## REQUIRED WORK
Retype the data below without altering anything.

BEGIN

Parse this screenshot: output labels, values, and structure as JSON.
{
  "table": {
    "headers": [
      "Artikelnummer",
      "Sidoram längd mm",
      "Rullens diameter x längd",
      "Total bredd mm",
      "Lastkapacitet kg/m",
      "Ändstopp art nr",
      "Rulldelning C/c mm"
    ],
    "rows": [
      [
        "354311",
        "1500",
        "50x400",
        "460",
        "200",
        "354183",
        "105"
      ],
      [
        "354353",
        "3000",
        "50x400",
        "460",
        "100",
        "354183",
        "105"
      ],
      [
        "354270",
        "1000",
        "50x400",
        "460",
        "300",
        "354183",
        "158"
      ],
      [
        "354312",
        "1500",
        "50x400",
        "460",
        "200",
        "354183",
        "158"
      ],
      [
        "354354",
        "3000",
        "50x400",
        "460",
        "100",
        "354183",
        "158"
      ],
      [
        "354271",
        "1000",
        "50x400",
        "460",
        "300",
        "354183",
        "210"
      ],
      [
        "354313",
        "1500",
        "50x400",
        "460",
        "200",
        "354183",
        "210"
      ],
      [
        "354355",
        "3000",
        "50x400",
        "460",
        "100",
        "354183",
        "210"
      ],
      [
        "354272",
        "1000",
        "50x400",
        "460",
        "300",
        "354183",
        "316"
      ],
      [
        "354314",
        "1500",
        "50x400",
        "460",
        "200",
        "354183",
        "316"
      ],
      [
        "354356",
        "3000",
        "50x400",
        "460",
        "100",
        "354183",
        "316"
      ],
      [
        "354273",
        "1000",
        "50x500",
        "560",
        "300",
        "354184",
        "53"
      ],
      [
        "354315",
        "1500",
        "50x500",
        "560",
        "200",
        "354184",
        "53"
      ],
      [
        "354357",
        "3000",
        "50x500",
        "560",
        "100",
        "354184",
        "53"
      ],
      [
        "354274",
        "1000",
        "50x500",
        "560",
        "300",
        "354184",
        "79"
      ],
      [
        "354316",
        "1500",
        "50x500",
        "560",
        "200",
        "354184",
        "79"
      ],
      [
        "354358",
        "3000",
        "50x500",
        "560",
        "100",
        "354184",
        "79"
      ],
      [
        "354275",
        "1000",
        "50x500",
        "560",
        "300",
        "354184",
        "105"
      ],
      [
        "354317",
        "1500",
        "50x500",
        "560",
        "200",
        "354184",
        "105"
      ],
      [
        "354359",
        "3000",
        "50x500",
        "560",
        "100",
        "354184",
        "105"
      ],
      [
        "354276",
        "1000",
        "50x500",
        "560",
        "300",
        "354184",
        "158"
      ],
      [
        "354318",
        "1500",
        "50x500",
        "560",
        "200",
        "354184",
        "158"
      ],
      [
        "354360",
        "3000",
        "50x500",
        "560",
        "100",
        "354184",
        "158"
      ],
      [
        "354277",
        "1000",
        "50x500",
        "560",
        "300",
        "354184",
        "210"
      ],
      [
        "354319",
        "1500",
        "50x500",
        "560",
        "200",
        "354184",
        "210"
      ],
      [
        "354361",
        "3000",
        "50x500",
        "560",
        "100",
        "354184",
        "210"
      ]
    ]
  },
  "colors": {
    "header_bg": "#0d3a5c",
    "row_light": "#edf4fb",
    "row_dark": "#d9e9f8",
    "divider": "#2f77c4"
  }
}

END

## SOLUTION FOR THIS TASK
Parse this screenshot: output labels, values, and structure as JSON.
{
  "table": {
    "headers": [
      "Artikelnummer",
      "Sidoram längd mm",
      "Rullens diameter x längd",
      "Total bredd mm",
      "Lastkapacitet kg/m",
      "Ändstopp art nr",
      "Rulldelning C/c mm"
    ],
    "rows": [
      [
        "354311",
        "1500",
        "50x400",
        "460",
        "200",
        "354183",
        "105"
      ],
      [
        "354353",
        "3000",
        "50x400",
        "460",
        "100",
        "354183",
        "105"
      ],
      [
        "354270",
        "1000",
        "50x400",
        "460",
        "300",
        "354183",
        "158"
      ],
      [
        "354312",
        "1500",
        "50x400",
        "460",
        "200",
        "354183",
        "158"
      ],
      [
        "354354",
        "3000",
        "50x400",
        "460",
        "100",
        "354183",
        "158"
      ],
      [
        "354271",
        "1000",
        "50x400",
        "460",
        "300",
        "354183",
        "210"
      ],
      [
        "354313",
        "1500",
        "50x400",
        "460",
        "200",
        "354183",
        "210"
      ],
      [
        "354355",
        "3000",
        "50x400",
        "460",
        "100",
        "354183",
        "210"
      ],
      [
        "354272",
        "1000",
        "50x400",
        "460",
        "300",
        "354183",
        "316"
      ],
      [
        "354314",
        "1500",
        "50x400",
        "460",
        "200",
        "354183",
        "316"
      ],
      [
        "354356",
        "3000",
        "50x400",
        "460",
        "100",
        "354183",
        "316"
      ],
      [
        "354273",
        "1000",
        "50x500",
        "560",
        "300",
        "354184",
        "53"
      ],
      [
        "354315",
        "1500",
        "50x500",
        "560",
        "200",
        "354184",
        "53"
      ],
      [
        "354357",
        "3000",
        "50x500",
        "560",
        "100",
        "354184",
        "53"
      ],
      [
        "354274",
        "1000",
        "50x500",
        "560",
        "300",
        "354184",
        "79"
      ],
      [
        "354316",
        "1500",
        "50x500",
        "560",
        "200",
        "354184",
        "79"
      ],
      [
        "354358",
        "3000",
        "50x500",
        "560",
        "100",
        "354184",
        "79"
      ],
      [
        "354275",
        "1000",
        "50x500",
        "560",
        "300",
        "354184",
        "105"
      ],
      [
        "354317",
        "1500",
        "50x500",
        "560",
        "200",
        "354184",
        "105"
      ],
      [
        "354359",
        "3000",
        "50x500",
        "560",
        "100",
        "354184",
        "105"
      ],
      [
        "354276",
        "1000",
        "50x500",
        "560",
        "300",
        "354184",
        "158"
      ],
      [
        "354318",
        "1500",
        "50x500",
        "560",
        "200",
        "354184",
        "158"
      ],
      [
        "354360",
        "3000",
        "50x500",
        "560",
        "100",
        "354184",
        "158"
      ],
      [
        "354277",
        "1000",
        "50x500",
        "560",
        "300",
        "354184",
        "210"
      ],
      [
        "354319",
        "1500",
        "50x500",
        "560",
        "200",
        "354184",
        "210"
      ],
      [
        "354361",
        "3000",
        "50x500",
        "560",
        "100",
        "354184",
        "210"
      ]
    ]
  },
  "colors": {
    "header_bg": "#0d3a5c",
    "row_light": "#edf4fb",
    "row_dark": "#d9e9f8",
    "divider": "#2f77c4"
  }
}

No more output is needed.